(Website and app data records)
* * * * * * *
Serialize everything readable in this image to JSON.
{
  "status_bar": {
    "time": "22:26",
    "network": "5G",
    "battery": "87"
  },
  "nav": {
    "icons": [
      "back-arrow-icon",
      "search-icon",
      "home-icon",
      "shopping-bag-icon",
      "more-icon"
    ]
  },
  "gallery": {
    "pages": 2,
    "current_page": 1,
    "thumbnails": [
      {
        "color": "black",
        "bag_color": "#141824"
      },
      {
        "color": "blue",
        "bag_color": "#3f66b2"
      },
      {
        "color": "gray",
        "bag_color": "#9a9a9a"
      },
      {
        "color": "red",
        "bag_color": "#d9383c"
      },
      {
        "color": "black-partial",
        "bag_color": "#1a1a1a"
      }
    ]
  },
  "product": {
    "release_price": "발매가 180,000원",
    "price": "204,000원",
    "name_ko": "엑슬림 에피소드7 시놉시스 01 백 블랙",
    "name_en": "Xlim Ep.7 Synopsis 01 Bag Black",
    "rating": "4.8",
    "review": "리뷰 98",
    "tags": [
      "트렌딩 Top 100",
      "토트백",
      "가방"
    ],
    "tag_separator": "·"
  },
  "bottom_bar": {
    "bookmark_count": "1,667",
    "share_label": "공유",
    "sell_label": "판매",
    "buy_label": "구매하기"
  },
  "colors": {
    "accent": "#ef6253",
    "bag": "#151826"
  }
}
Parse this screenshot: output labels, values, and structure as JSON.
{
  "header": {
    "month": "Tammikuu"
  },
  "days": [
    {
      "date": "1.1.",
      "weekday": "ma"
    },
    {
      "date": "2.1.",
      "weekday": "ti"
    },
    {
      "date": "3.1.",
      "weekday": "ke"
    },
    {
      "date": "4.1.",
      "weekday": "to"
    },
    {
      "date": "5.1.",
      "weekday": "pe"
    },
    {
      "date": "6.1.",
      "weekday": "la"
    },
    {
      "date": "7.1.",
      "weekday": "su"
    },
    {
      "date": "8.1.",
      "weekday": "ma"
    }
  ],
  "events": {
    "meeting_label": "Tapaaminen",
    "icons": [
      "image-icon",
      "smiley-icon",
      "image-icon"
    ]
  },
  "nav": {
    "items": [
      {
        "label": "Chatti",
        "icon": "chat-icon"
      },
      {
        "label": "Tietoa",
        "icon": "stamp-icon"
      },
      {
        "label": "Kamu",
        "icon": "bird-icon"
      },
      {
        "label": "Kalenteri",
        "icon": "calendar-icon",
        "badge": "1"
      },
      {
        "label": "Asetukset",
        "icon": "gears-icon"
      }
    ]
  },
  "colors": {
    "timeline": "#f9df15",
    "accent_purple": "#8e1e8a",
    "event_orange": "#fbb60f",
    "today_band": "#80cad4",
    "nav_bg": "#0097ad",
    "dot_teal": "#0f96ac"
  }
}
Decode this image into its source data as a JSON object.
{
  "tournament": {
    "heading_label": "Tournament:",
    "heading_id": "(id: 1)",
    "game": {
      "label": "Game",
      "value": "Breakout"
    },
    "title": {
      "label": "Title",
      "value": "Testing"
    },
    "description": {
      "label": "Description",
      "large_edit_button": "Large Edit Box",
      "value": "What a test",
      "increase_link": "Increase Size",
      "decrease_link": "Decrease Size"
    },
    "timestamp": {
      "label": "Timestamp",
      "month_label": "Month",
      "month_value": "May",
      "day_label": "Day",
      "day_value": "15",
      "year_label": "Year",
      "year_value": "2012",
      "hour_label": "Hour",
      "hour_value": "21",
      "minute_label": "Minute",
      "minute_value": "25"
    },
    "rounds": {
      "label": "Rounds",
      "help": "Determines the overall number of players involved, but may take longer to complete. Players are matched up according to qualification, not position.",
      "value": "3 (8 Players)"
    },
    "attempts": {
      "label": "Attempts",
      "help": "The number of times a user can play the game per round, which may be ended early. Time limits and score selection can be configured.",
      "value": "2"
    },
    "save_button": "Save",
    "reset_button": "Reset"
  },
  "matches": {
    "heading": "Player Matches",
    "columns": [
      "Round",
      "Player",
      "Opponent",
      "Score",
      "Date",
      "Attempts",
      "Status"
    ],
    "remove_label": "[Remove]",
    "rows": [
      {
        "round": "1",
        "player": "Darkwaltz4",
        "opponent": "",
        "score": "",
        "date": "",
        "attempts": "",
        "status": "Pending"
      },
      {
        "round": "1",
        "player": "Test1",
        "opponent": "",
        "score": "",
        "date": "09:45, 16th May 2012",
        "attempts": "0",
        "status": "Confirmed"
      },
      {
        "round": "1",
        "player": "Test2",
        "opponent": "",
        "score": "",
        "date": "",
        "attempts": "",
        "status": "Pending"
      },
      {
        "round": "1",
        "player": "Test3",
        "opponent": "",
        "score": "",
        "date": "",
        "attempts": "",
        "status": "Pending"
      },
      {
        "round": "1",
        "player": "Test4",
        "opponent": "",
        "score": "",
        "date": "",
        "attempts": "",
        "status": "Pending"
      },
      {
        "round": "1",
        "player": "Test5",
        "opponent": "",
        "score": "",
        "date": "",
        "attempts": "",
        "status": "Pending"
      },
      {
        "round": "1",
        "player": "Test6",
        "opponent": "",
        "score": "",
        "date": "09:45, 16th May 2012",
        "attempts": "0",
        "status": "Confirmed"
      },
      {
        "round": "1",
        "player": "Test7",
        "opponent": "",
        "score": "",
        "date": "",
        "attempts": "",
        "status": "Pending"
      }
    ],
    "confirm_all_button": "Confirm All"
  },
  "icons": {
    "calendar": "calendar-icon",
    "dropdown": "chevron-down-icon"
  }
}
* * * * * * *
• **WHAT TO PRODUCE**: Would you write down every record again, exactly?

• **TASK OUTPUT**:
Serialize everything readable in this image to JSON.
{
  "status_bar": {
    "time": "22:26",
    "network": "5G",
    "battery": "87"
  },
  "nav": {
    "icons": [
      "back-arrow-icon",
      "search-icon",
      "home-icon",
      "shopping-bag-icon",
      "more-icon"
    ]
  },
  "gallery": {
    "pages": 2,
    "current_page": 1,
    "thumbnails": [
      {
        "color": "black",
        "bag_color": "#141824"
      },
      {
        "color": "blue",
        "bag_color": "#3f66b2"
      },
      {
        "color": "gray",
        "bag_color": "#9a9a9a"
      },
      {
        "color": "red",
        "bag_color": "#d9383c"
      },
      {
        "color": "black-partial",
        "bag_color": "#1a1a1a"
      }
    ]
  },
  "product": {
    "release_price": "발매가 180,000원",
    "price": "204,000원",
    "name_ko": "엑슬림 에피소드7 시놉시스 01 백 블랙",
    "name_en": "Xlim Ep.7 Synopsis 01 Bag Black",
    "rating": "4.8",
    "review": "리뷰 98",
    "tags": [
      "트렌딩 Top 100",
      "토트백",
      "가방"
    ],
    "tag_separator": "·"
  },
  "bottom_bar": {
    "bookmark_count": "1,667",
    "share_label": "공유",
    "sell_label": "판매",
    "buy_label": "구매하기"
  },
  "colors": {
    "accent": "#ef6253",
    "bag": "#151826"
  }
}
Parse this screenshot: output labels, values, and structure as JSON.
{
  "header": {
    "month": "Tammikuu"
  },
  "days": [
    {
      "date": "1.1.",
      "weekday": "ma"
    },
    {
      "date": "2.1.",
      "weekday": "ti"
    },
    {
      "date": "3.1.",
      "weekday": "ke"
    },
    {
      "date": "4.1.",
      "weekday": "to"
    },
    {
      "date": "5.1.",
      "weekday": "pe"
    },
    {
      "date": "6.1.",
      "weekday": "la"
    },
    {
      "date": "7.1.",
      "weekday": "su"
    },
    {
      "date": "8.1.",
      "weekday": "ma"
    }
  ],
  "events": {
    "meeting_label": "Tapaaminen",
    "icons": [
      "image-icon",
      "smiley-icon",
      "image-icon"
    ]
  },
  "nav": {
    "items": [
      {
        "label": "Chatti",
        "icon": "chat-icon"
      },
      {
        "label": "Tietoa",
        "icon": "stamp-icon"
      },
      {
        "label": "Kamu",
        "icon": "bird-icon"
      },
      {
        "label": "Kalenteri",
        "icon": "calendar-icon",
        "badge": "1"
      },
      {
        "label": "Asetukset",
        "icon": "gears-icon"
      }
    ]
  },
  "colors": {
    "timeline": "#f9df15",
    "accent_purple": "#8e1e8a",
    "event_orange": "#fbb60f",
    "today_band": "#80cad4",
    "nav_bg": "#0097ad",
    "dot_teal": "#0f96ac"
  }
}
Decode this image into its source data as a JSON object.
{
  "tournament": {
    "heading_label": "Tournament:",
    "heading_id": "(id: 1)",
    "game": {
      "label": "Game",
      "value": "Breakout"
    },
    "title": {
      "label": "Title",
      "value": "Testing"
    },
    "description": {
      "label": "Description",
      "large_edit_button": "Large Edit Box",
      "value": "What a test",
      "increase_link": "Increase Size",
      "decrease_link": "Decrease Size"
    },
    "timestamp": {
      "label": "Timestamp",
      "month_label": "Month",
      "month_value": "May",
      "day_label": "Day",
      "day_value": "15",
      "year_label": "Year",
      "year_value": "2012",
      "hour_label": "Hour",
      "hour_value": "21",
      "minute_label": "Minute",
      "minute_value": "25"
    },
    "rounds": {
      "label": "Rounds",
      "help": "Determines the overall number of players involved, but may take longer to complete. Players are matched up according to qualification, not position.",
      "value": "3 (8 Players)"
    },
    "attempts": {
      "label": "Attempts",
      "help": "The number of times a user can play the game per round, which may be ended early. Time limits and score selection can be configured.",
      "value": "2"
    },
    "save_button": "Save",
    "reset_button": "Reset"
  },
  "matches": {
    "heading": "Player Matches",
    "columns": [
      "Round",
      "Player",
      "Opponent",
      "Score",
      "Date",
      "Attempts",
      "Status"
    ],
    "remove_label": "[Remove]",
    "rows": [
      {
        "round": "1",
        "player": "Darkwaltz4",
        "opponent": "",
        "score": "",
        "date": "",
        "attempts": "",
        "status": "Pending"
      },
      {
        "round": "1",
        "player": "Test1",
        "opponent": "",
        "score": "",
        "date": "09:45, 16th May 2012",
        "attempts": "0",
        "status": "Confirmed"
      },
      {
        "round": "1",
        "player": "Test2",
        "opponent": "",
        "score": "",
        "date": "",
        "attempts": "",
        "status": "Pending"
      },
      {
        "round": "1",
        "player": "Test3",
        "opponent": "",
        "score": "",
        "date": "",
        "attempts": "",
        "status": "Pending"
      },
      {
        "round": "1",
        "player": "Test4",
        "opponent": "",
        "score": "",
        "date": "",
        "attempts": "",
        "status": "Pending"
      },
      {
        "round": "1",
        "player": "Test5",
        "opponent": "",
        "score": "",
        "date": "",
        "attempts": "",
        "status": "Pending"
      },
      {
        "round": "1",
        "player": "Test6",
        "opponent": "",
        "score": "",
        "date": "09:45, 16th May 2012",
        "attempts": "0",
        "status": "Confirmed"
      },
      {
        "round": "1",
        "player": "Test7",
        "opponent": "",
        "score": "",
        "date": "",
        "attempts": "",
        "status": "Pending"
      }
    ],
    "confirm_all_button": "Confirm All"
  },
  "icons": {
    "calendar": "calendar-icon",
    "dropdown": "chevron-down-icon"
  }
}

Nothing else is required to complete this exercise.